The public listening phase of the Nashville and Davidson County transportation plan has concluded. A total of 11 sessions were held throughout Davidson County between January 9 and February 27 to gather community input on Metro’s transportation planning priorities.
Residents who could not physically attend a listening session could provide their input on an online survey, which received 1,506 responses. Over the course of the past two months, a total of 759 residents representing neighborhoods spanning from Bordeaux to Bellevue attended the public listening sessions.
“The right transportation plan requires input from our entire community, and Nashvillians delivered,” said Mayor John Cooper. “I’m thrilled with the turnout at our public listening sessions and the in-depth participation from residents who took the time to voice their ideas, questions, and concerns about the everyday transportation challenges they’re facing in Nashville. Now it’s time to put these recommendations into action.”
The first half hour at each public listening session was dedicated to a resource-based survey in which participants are provided $20 in simulated cash to identify their own spending priorities by project category type. Categories include:
- Safety/Vision Zero
- Signals/Traffic Operations
- Working with TDOT on Interstates/State Routes & Freight Movement
- Traffic Calming
- State of Good Repair (Road/Bridge Maintenance)
The second half hour involved attendees: identifying specific locations of concern on Metro maps; answering questions about equitable transportation plan design, transit and bike system utilization; and free-form commenting.
“The first step in the planning process is determining our transportation priorities, which was the purpose of the public listening sessions,” said Faye DiMassimo, Mayor Cooper’s senior adviser for Transportation and Infrastructure. “The feedback we’ve received is encouraging, as we suspected that the biggest opportunities for improvement to commuter and pedestrian quality-of-life rests in these everyday challenges, like increased bus service, improved street surface maintenance, and the expansion of our city’s sidewalk network. While these are certainly not the only issues our transportation plan will address, the listening sessions have provided us a fantastic starting point to ensure we’re headed in the right direction and doing right by the Nashvillians we’ve talked with.”
The Mayor’s Office began listening sessions with members of Metro Council in November 2019. Transportation team members are also meeting with more than 20 community stakeholder organizations to solicit additional public feedback. These groups included: IMF, One Nashville, NOAH, and The Equity Alliance.

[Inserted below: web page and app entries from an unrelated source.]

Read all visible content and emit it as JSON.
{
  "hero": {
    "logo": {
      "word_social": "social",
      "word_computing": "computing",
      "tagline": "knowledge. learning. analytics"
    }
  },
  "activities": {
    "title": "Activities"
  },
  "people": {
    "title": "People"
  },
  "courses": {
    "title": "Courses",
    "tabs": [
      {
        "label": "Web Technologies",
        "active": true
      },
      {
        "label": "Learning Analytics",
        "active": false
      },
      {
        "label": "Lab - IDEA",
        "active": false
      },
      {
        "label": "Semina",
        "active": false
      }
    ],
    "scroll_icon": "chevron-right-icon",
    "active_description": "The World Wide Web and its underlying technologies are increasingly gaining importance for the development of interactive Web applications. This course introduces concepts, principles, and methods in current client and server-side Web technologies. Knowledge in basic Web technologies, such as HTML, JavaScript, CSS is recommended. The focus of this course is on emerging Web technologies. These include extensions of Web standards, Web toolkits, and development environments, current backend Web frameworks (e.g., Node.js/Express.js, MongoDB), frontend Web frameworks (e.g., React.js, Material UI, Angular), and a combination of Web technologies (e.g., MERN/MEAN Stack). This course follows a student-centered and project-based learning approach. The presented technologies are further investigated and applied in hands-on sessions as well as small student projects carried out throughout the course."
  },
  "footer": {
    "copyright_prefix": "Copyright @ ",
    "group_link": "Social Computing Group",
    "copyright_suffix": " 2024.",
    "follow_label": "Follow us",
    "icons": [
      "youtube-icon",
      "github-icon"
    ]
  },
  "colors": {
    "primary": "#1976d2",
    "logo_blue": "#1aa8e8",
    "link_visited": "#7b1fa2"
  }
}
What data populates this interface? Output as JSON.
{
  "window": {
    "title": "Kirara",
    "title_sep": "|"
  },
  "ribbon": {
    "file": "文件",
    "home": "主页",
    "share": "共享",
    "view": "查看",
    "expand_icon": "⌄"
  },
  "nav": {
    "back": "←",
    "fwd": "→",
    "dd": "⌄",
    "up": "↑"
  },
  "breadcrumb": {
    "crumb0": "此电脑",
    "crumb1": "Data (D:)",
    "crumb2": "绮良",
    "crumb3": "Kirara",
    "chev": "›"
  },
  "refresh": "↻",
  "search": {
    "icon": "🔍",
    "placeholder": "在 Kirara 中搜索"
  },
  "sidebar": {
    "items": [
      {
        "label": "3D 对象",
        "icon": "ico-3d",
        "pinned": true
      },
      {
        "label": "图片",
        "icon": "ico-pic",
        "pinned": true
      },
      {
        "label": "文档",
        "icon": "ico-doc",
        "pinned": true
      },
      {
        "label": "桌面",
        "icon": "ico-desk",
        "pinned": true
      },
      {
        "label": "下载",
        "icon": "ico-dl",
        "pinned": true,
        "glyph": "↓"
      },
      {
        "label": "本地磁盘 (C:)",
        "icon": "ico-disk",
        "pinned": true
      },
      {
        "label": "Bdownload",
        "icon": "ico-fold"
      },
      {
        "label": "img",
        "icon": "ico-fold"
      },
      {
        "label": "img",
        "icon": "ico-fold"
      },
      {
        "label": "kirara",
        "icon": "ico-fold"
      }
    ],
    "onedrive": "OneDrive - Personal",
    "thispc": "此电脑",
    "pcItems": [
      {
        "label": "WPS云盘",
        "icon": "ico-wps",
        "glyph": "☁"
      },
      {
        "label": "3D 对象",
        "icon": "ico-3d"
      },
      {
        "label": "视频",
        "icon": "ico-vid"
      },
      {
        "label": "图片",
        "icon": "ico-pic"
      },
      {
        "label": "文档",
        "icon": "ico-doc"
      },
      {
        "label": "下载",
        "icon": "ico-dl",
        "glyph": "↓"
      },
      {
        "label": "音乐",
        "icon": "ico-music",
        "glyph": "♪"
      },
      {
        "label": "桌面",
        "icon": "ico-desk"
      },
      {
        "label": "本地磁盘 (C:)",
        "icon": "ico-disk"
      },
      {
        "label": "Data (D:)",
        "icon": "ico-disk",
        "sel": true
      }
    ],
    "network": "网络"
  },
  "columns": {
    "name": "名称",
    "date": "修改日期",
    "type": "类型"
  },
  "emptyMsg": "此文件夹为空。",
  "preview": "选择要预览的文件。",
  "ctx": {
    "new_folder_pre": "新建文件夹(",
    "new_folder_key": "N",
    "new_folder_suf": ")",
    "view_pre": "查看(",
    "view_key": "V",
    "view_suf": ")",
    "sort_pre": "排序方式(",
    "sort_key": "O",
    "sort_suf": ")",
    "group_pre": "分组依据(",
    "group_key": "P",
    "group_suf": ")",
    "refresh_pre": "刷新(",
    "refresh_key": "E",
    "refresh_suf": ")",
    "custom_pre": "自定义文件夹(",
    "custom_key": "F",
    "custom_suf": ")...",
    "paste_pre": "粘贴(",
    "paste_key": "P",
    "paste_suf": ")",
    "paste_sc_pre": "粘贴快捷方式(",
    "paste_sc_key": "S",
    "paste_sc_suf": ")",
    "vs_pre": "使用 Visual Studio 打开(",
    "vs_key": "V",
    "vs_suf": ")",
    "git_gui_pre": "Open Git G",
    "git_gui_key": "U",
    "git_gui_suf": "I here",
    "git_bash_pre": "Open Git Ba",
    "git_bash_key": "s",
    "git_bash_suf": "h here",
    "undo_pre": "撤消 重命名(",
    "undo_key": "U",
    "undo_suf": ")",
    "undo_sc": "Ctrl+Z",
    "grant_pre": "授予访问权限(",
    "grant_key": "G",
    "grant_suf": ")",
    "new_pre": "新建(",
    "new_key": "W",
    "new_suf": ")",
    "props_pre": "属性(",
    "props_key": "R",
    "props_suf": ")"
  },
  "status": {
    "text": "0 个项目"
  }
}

The Mayor’s Office will issue initial recommendations in late spring of 2020 and release a full transportation plan by the end of September 2020, in keeping with Mayor Cooper’s pledge to have a new plan by the end of his first year in office.